This graphic represents general ranges of gypsy moth life stage development for Minnesota. Cooler seasonal temperatures and/or more northerly latitudes can cause a clockwise shift of these ranges. For example, in northeast Minnesota, eggs may never reach 100% emergence and adults may appear into October.
Eggs are laid in a fuzzy, tan-colored mass. The egg mass contains 500-1,000 eggs and is about the size of a quarter. Eggs are laid during late summer and hatch the following spring when the weather is right. Egg masses can be found on living and/or inanimate objects, including nursery stock, logs, roof eaves, in wheel wells or outdoor household articles like firewood and lawn chairs.

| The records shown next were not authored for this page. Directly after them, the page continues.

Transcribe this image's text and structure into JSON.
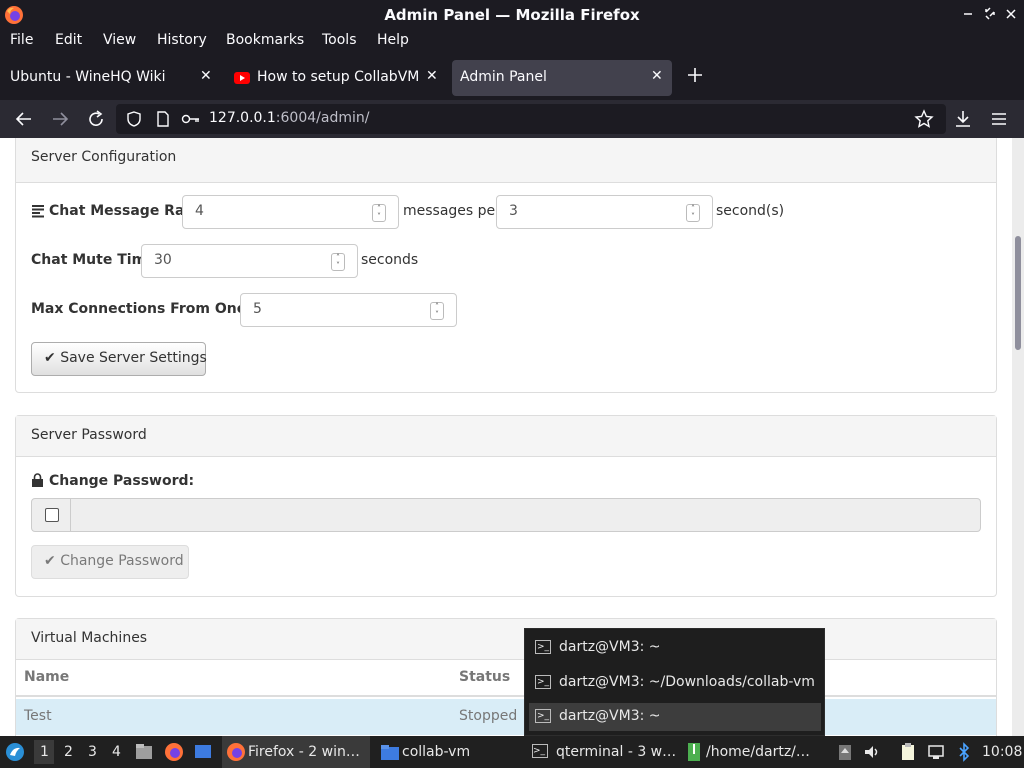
{
  "window": {
    "title": "Admin Panel — Mozilla Firefox"
  },
  "menubar": [
    "File",
    "Edit",
    "View",
    "History",
    "Bookmarks",
    "Tools",
    "Help"
  ],
  "tabs": [
    {
      "label": "Ubuntu - WineHQ Wiki",
      "icon": "wine-icon"
    },
    {
      "label": "How to setup CollabVM S",
      "icon": "youtube-icon"
    },
    {
      "label": "Admin Panel",
      "icon": "none"
    }
  ],
  "url": {
    "host": "127.0.0.1",
    "rest": ":6004/admin/"
  },
  "server_config": {
    "heading": "Server Configuration",
    "chat_rate_label": "Chat Message Rate:",
    "chat_rate_value": "4",
    "messages_per": "messages per",
    "chat_rate_seconds_value": "3",
    "seconds_suffix": "second(s)",
    "mute_label": "Chat Mute Time:",
    "mute_value": "30",
    "mute_suffix": "seconds",
    "max_conn_label": "Max Connections From One IP:",
    "max_conn_value": "5",
    "save_button": "Save Server Settings"
  },
  "server_password": {
    "heading": "Server Password",
    "change_label": "Change Password:",
    "change_button": "Change Password"
  },
  "virtual_machines": {
    "heading": "Virtual Machines",
    "columns": [
      "Name",
      "Status"
    ],
    "rows": [
      {
        "name": "Test",
        "status": "Stopped"
      }
    ]
  },
  "window_popup": {
    "items": [
      "dartz@VM3: ~",
      "dartz@VM3: ~/Downloads/collab-vm",
      "dartz@VM3: ~"
    ],
    "selected_index": 2
  },
  "taskbar": {
    "workspaces": [
      "1",
      "2",
      "3",
      "4"
    ],
    "active_workspace": "1",
    "tasks": [
      {
        "label": "Firefox - 2 win…",
        "icon": "firefox-icon"
      },
      {
        "label": "collab-vm",
        "icon": "folder-icon"
      },
      {
        "label": "qterminal - 3 w…",
        "icon": "terminal-icon"
      },
      {
        "label": "/home/dartz/…",
        "icon": "archive-icon"
      }
    ],
    "clock": "10:08"
  },
  "colors": {
    "chrome_dark": "#1c1b22",
    "active_tab": "#42414d",
    "selected_row": "#d9edf7"
  }
}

The caterpillar hatches from the egg and grows to a length of 2½ inches as it matures. Its body is covered with hairs to protect it from predators including curious humans. Be careful - if you touch it your skin might get irritated! Along its back the caterpillar has five pairs of blue spots near the head, followed by six pairs of red spots. It actively feeds on plant foliage from late spring through mid-summer, when it develops into a pupa.
The pupa is an immobile stage of this insect's life. Though it appears inactive, it is very busy inside transforming from a caterpillar into an adult moth. Found mid-summer, it is dark reddish-brown, leathery in appearance, and often tethered to an object with silk strands. It can range in size from ¾ inch to 1½ inches long.
The adult female moth is white with brown jagged markings on her wings. Her wingspread ranges from 1 to 2 inches but she cannot fly because her body is so large and heavy with eggs. She releases a pungent sex attractant (pheromone) that only the male moths can smell so they can fly to her and mate. The female produces one egg mass and dies.
The adult male moth has feathery (plumed) antennae that are so sensitive they can "smell" a female a mile away. His body can be light beige to dark brown with black jagged bands on brown forewings. His wingspread ranges from only ¾ to 1½ inches yet he is a strong flyer and capable of mating with several females. Adult moths are typically active from late summer through early fall.
As animals and plants interact with each other over millennia, they develop mechanisms to increase their chances of survival. For example, the gypsy moth caterpillar is so hairy that birds and rodents think twice about eating it as they may end up with irritated skin around their eyes and mouths. Nevertheless, some predators will take that risk in order to have a bite to eat.
Another example is the behavior of the moth. The caterpillars are most active at night, dining on leaves by moonlight. They rest in a sheltered area during the day to avoid being attacked by birds.
Birds are just one problem though. The white-footed mouse is a rodent that eats gypsy moth caterpillars and pupae on and near the ground while they are resting. Mouse predation may be a very important factor in keeping small gypsy moth populations from getting bigger.
Smaller enemies include a number of tiny parasitic wasps and flies whose larvae feed on gypsy moth eggs or caterpillars. The adult female protects her eggs from predators by wrapping them in a mat of tiny hairs from her own body. Some of these small insects have been put into service by scientists trying to find a way to control large populations of gypsy moth.
On a microscopic level, a fungal pathogen called Entomophaga maimaiga has been studied and found to provide significant control of gypsy moth outbreaks. Wet conditions during springtime encourage the natural growth of the fungus. Spores from the fungus must be ingested by the caterpillar. Once inside, the spores start growing and eventually kill the caterpillar.
Gypsy moths are susceptible to a virus called NPV. When there are high numbers of caterpillars very close to each other, the virus is easily passed along. The caterpillars get sick and die very quickly, and some outbreaks have been virtually eliminated after NPV is introduced. NPV has been mass produced for control of gypsy moth and is sold under the brand name Gypcheck.
Arrest the Pest
Minnesota Department of Agriculture (MDA), 625 Robert Street N, St. Paul, MN 55155-2538, firstname.lastname@example.org